u controls the height of the surface. It has a period of 2*π. v
controls the width of the surface. b is the parameter. If b=0, the
surface is a helicoid. If b=π/2, the surface is
a Catenoid. When b is 0, there
is no “hole” along the axis. With b getting larger, the hole grows,
and the flattness of the surface gets more curved. If v is very
large, the surface looks like a sheet of paper, or stacks of sheets.

Helicoid and Catenoid are two surfaces having the same local geometry. This animation shows a continuous transformation between the two surfaces. Note that each and every surface in between are all minimal surfaces and isometric.

Explanation: suppose we draw a straight line (shortest path)
between points A and B on a piece of paper. Now we slowly warp the
paper into a cynlinder. We note, that the shortest path between the
points A and B is still the line we drew on the surface. This tells
us, that a cylinder and plane really are the same surface with respect
to local geometry. That means, all distances and angles are not
distinguishable between the two surfaces. Only when we consider the
whole suface and their topology, then are a plane and cylinder
different. In other words, a two-dimensional being (ant) living on the
surface wouldn't be able to tell the shape of their 2-dimensional
space by any measures of distances or angles. To them, a plane and a
cylinder (or arched plane) are indisquishable. When two surfaces
having this property, we say that their local geometries are
identical, or that they are locally isometric. The local isometry of
cylinder and a plane is a trivial example. The helicoid-catenoid

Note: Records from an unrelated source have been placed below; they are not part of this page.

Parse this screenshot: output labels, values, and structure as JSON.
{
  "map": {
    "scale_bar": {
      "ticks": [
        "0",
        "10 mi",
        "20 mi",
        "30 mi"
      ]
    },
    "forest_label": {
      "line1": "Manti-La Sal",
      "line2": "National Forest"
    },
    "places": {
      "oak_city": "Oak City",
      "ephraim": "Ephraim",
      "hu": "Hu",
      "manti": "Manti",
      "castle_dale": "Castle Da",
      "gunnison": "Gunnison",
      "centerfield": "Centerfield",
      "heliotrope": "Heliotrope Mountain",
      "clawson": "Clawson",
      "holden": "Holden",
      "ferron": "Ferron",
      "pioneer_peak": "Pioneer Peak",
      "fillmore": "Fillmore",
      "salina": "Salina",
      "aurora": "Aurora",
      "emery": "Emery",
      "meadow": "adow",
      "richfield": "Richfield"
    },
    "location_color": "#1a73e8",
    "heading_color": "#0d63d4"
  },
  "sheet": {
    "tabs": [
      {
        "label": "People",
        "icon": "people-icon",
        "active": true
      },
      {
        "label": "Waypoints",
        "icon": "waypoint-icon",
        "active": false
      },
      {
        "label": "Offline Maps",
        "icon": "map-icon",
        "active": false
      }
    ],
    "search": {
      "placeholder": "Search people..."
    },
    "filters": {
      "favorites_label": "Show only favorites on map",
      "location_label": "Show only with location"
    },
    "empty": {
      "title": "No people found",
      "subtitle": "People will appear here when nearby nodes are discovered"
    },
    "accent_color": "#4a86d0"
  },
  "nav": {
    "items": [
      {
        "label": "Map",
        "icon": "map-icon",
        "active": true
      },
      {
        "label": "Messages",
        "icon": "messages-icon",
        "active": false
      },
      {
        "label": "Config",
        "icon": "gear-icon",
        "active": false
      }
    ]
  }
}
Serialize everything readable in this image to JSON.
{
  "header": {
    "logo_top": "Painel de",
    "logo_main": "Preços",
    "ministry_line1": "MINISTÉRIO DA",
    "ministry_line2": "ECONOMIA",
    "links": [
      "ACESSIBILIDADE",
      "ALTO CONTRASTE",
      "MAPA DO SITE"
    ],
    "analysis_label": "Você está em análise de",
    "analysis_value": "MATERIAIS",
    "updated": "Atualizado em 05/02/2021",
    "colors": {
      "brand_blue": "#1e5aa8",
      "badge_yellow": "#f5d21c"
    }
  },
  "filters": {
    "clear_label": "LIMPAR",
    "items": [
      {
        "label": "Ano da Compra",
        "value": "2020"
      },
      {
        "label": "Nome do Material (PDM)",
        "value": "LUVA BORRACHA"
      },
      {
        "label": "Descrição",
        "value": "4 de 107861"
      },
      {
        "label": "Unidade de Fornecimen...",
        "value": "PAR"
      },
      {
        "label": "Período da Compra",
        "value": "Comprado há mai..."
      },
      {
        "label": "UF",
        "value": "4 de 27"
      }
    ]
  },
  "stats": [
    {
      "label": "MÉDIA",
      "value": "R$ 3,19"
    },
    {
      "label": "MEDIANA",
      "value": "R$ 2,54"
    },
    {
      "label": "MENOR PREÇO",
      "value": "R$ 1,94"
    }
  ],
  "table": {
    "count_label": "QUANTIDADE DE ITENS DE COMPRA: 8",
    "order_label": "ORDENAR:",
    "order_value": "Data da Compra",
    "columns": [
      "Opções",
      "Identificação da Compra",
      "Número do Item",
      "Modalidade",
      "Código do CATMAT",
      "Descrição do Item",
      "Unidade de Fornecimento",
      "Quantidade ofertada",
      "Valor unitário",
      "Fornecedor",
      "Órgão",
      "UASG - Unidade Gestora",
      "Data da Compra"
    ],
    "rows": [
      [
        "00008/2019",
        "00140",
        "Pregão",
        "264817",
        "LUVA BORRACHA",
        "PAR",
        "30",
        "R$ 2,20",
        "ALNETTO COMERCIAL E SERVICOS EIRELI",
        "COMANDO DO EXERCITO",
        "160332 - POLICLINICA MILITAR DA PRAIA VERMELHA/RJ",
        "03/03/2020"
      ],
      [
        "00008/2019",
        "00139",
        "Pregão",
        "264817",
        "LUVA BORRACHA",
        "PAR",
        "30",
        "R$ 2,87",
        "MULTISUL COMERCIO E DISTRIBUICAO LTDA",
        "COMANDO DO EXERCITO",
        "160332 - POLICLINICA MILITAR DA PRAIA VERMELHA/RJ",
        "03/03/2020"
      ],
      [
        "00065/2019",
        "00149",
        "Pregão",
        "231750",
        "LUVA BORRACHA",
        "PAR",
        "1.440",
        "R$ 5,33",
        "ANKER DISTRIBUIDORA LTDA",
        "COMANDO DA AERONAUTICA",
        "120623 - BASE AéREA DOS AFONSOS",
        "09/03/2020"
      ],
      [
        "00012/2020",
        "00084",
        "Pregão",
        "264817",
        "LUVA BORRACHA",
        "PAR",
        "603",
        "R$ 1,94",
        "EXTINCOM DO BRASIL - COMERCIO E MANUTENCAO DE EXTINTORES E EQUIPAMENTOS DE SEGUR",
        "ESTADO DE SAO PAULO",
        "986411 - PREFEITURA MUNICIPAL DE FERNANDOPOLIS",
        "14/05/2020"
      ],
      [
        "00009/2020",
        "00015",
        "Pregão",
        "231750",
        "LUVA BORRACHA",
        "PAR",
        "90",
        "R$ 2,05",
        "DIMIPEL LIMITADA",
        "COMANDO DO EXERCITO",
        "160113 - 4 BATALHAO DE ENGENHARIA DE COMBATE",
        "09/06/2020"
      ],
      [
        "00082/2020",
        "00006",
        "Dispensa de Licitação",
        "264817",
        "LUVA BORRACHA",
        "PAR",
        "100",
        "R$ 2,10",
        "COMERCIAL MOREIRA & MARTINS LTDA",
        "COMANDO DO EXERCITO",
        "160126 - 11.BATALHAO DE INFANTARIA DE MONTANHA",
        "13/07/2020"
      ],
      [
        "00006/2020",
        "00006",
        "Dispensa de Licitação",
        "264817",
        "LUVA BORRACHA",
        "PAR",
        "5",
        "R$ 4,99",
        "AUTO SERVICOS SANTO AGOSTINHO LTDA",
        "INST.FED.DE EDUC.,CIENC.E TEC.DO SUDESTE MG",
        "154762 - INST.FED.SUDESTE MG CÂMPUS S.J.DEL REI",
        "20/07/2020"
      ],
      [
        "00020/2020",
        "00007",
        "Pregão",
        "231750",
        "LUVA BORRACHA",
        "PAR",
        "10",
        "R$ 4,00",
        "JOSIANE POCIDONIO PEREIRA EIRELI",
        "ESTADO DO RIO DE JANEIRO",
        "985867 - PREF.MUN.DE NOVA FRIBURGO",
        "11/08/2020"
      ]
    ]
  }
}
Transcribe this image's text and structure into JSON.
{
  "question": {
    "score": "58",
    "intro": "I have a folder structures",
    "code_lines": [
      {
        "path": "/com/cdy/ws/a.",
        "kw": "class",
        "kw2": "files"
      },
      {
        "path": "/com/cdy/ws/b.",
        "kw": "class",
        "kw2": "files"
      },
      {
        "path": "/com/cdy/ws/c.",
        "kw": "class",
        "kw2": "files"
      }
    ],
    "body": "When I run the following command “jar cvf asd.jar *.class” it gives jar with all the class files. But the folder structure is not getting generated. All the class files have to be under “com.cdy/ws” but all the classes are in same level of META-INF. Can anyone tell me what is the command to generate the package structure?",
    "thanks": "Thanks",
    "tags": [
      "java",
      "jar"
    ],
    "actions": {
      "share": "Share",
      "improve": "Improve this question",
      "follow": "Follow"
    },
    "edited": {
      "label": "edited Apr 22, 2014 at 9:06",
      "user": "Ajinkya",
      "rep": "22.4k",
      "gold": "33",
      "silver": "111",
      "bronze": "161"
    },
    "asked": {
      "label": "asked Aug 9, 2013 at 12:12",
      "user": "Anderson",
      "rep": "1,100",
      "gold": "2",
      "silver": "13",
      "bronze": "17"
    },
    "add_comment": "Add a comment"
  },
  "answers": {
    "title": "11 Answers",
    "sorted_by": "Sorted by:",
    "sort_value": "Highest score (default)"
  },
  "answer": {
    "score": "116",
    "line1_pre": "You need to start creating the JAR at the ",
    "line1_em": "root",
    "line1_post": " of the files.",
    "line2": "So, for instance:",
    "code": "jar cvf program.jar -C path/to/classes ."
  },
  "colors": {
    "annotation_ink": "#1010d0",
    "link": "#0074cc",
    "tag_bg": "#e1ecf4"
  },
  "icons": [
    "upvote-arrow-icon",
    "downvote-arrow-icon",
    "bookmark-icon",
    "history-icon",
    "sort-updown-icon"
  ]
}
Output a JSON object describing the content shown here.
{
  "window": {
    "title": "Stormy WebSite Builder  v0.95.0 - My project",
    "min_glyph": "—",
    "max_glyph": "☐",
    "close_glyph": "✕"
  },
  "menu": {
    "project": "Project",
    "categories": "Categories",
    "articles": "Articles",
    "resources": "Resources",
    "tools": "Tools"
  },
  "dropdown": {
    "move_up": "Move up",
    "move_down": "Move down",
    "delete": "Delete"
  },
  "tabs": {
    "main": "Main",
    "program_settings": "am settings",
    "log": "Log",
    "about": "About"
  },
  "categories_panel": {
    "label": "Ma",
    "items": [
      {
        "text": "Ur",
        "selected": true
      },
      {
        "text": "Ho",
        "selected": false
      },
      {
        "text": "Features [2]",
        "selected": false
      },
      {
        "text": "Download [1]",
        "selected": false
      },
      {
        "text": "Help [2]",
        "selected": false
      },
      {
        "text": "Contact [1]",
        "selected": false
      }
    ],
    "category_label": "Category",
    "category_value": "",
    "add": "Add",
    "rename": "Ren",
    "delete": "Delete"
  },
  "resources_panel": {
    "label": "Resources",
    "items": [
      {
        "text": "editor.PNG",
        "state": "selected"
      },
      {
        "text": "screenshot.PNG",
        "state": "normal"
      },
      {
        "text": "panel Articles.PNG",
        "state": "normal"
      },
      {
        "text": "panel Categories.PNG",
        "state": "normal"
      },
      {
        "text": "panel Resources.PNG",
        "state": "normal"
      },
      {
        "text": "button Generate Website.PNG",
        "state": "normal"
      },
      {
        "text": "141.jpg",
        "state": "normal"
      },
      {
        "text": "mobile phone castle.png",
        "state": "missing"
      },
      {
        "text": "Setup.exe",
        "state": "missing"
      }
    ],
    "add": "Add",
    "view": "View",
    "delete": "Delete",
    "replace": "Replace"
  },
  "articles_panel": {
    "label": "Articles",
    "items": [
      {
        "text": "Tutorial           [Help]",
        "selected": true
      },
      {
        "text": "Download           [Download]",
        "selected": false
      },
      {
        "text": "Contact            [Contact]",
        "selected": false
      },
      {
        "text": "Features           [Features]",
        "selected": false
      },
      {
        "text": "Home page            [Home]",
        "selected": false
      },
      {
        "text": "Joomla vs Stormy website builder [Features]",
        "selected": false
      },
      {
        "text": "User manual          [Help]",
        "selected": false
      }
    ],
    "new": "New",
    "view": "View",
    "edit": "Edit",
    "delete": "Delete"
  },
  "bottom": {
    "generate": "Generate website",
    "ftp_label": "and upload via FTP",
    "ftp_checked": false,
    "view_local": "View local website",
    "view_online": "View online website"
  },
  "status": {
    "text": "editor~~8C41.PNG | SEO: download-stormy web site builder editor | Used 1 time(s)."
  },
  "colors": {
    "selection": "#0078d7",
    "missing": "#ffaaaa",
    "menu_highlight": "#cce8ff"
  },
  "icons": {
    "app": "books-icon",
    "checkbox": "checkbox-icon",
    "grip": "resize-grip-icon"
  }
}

family of surfaces is a non-trivial example. They are all locally isometric, and they are all minimal surfaces.